== What to work on ==
Produce a copy of every line in the records that holds the string "label".

(Data records for software interfaces)
#####
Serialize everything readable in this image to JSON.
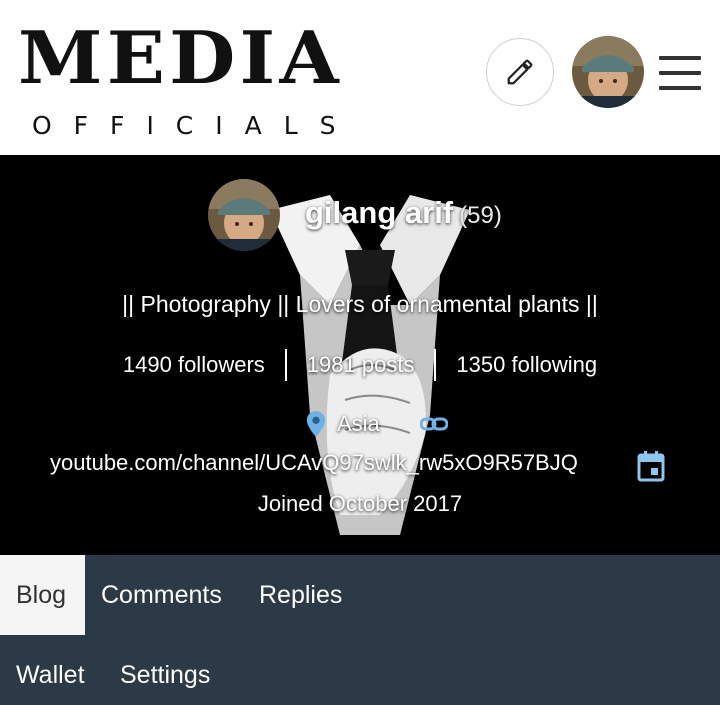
{
  "header": {
    "logo_main": "MEDIA",
    "logo_sub": "OFFICIALS",
    "edit_icon": "pencil-icon",
    "menu_icon": "hamburger-icon"
  },
  "profile": {
    "name": "gilang arif",
    "reputation": "(59)",
    "about": "|| Photography || Lovers of ornamental plants ||",
    "followers": "1490 followers",
    "posts": "1981 posts",
    "following": "1350 following",
    "location": "Asia",
    "website": "youtube.com/channel/UCAvQ97swlk_rw5xO9R57BJQ",
    "joined": "Joined October 2017"
  },
  "tabs": [
    {
      "label": "Blog",
      "active": true
    },
    {
      "label": "Comments",
      "active": false
    },
    {
      "label": "Replies",
      "active": false
    },
    {
      "label": "Wallet",
      "active": false
    },
    {
      "label": "Settings",
      "active": false
    }
  ],
  "colors": {
    "cover_bg": "#000000",
    "tab_bar": "#2c3a47",
    "active_tab": "#f5f5f5",
    "location_icon": "#6fb3e6"
  }
}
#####
== Answer space ==
      "label": "Blog",
      "label": "Comments",
      "label": "Replies",
      "label": "Wallet",
      "label": "Settings",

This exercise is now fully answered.